Posted on Tuesday, February 9, 2021

Astronomer is recognized for his leadership and vision in the development of the Large Millimeter Telescope which was instrumental in capturing the first image of a black hole and confirmed Einstein’s Theory of General Relativity.

LaGrange, GA. February 9, 2021 – At the January National Board Meeting. ARCS® Foundation Inc. announced Radio Astronomer and Planetary Scientist F. Peter Schloerb PhD, has been selected as the 2021 inductee into the prestigious ARCS Alumni Hall of Fame.

Hall of Fame Inductees are ARCS Scholar Alumni who have made outstanding contributions to the advancement of science and increased our nation’s scientific competitiveness. Selection is by a panel comprised of ARCS Foundation national board members and advisors and is based on alumni contributions in the areas of scientific innovation, discovery, economic impact, development of future scientists, and enhancement of US scientific superiority.

Dr. Schloerb is the University of Massachusetts (UMass) Director of the Large Millimeter Telescope (LMT) Alfonso Serrano, a joint project between UMass and Instituto Nacional de Astrofísica, Óptica y Electrónica in Mexico.

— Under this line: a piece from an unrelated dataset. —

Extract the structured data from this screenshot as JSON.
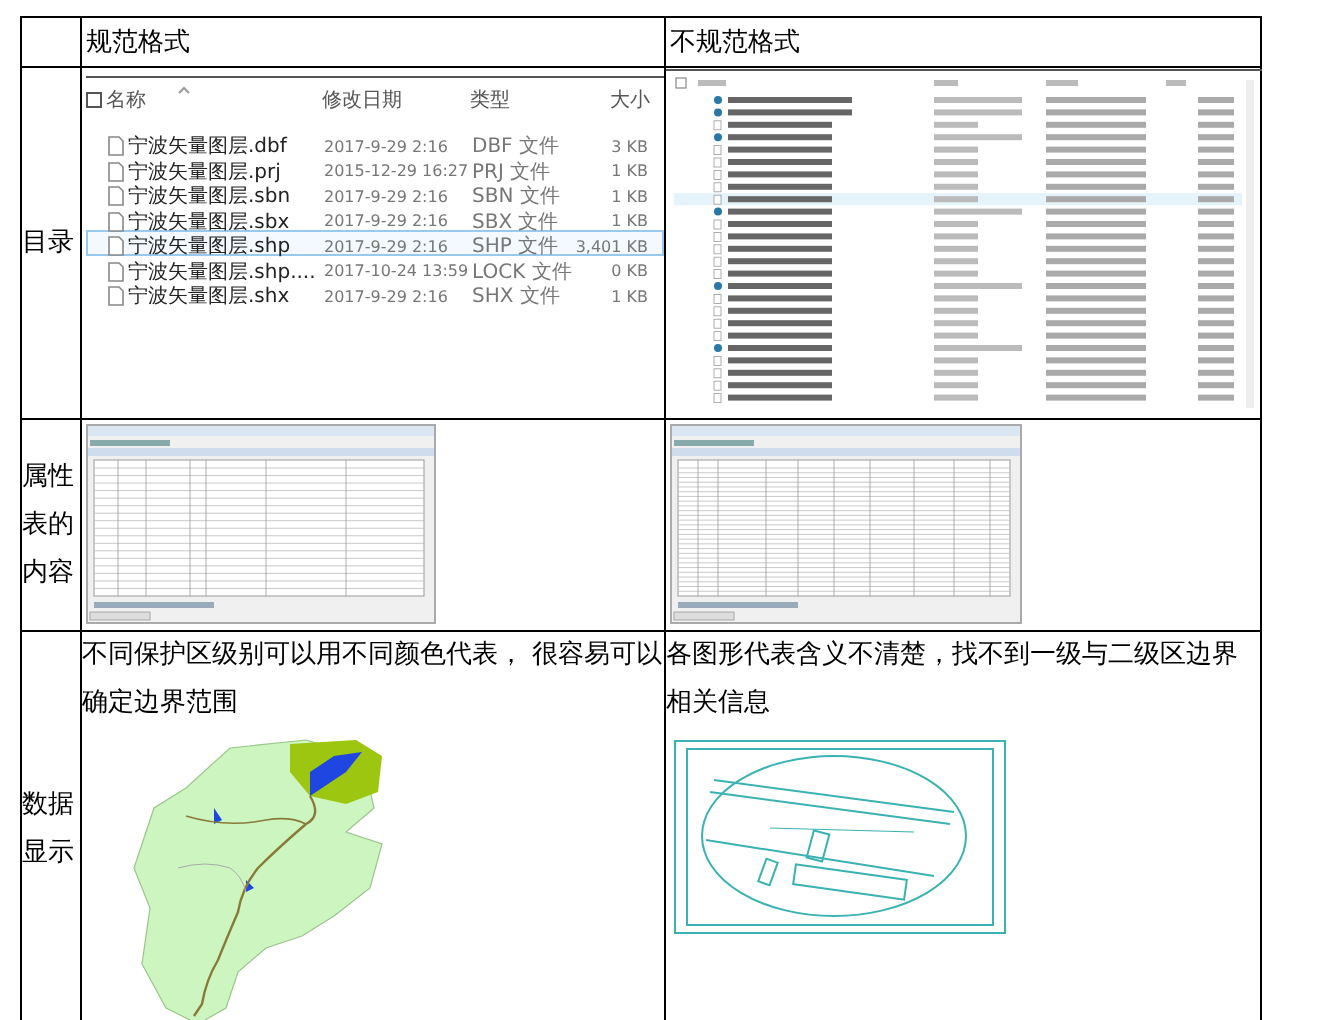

He is also a professor and director of the Five College Radio Astronomy Observatory at UMass.

ARCS Foundation has recognized Dr. Schloerb for his leadership and vision for the concept, design, and construction of the LMT, which is a crucial component in a network of eight strategically placed telescopes around the globe known as the Event Horizon Telescope (EHT). The international collaboration, which includes hundreds of scientists in twenty countries, forms an Earth-sized virtual telescope with unprecedented sensitivity and resolution.

In April 2019, the EHT partnership, including Dr. Schloerb and the LMT, publicly revealed the first ever image of a supermassive black hole at the center of a galaxy 55 million light-years away—also marking a powerful confirmation of Albert Einstein’s theory of general relativity.

The image produced prolific honors for Dr. Schloerb and members of the EHT, including the 2020 Breakthrough Prize in Fundamental Physics.

Dr. Schloerb was an ARCS Scholar in 1977 while attending the California Institute of Technology where he received his PhD in planetary science. Upon accepting his induction into the ARCS Alumni Hall of Fame, he thanked ARCS for their encouragement in his scientific studies that culminated into the historic observations he shares with the world today.   

“ARCS Foundation means a great deal to me because they supported me during my graduate education. The support of young scientists is very important to the advancement of science in the US, and more generally, around the world.”

“It is truly our pleasure to welcome Dr. F. Peter Schloerb into the distinguished ARCS Alumni Hall of Fame,” said Sherry Lundeen, national president of ARCS Foundation. “His prolific impact in US planetary space studies embodies ARCS Foundation’s historic beginnings and our mission to award outstanding scholars who will promote US competitiveness in STEM fields. We are extremely proud of Dr. Schloerb’s work, as it continues to provide significant images that will be studied for years to come.”

As a member of ARCS Alumni Hall of Fame, Dr. Schloerb joins the company of eleven other outstanding alumni who also received ARCS Foundation funding to support their education in past years.


About ARCS® Foundation: ARCS Foundation is a national nonprofit volunteer women’s organization that promotes US competitiveness by providing financial awards to academically outstanding US citizens studying to complete degrees in science, technology, engineering, mathematics (STEM), and health disciplines at 49 of the nation’s leading research universities. The organization has awarded more than $120 million to more than 10,900 scholars since 1958. ARCS Foundation Scholars have produced thousands of research publications and patents, secured billions in grant funding, started science-related companies, and played a significant role in teaching and mentoring young people in the STEM pipeline. More information is available at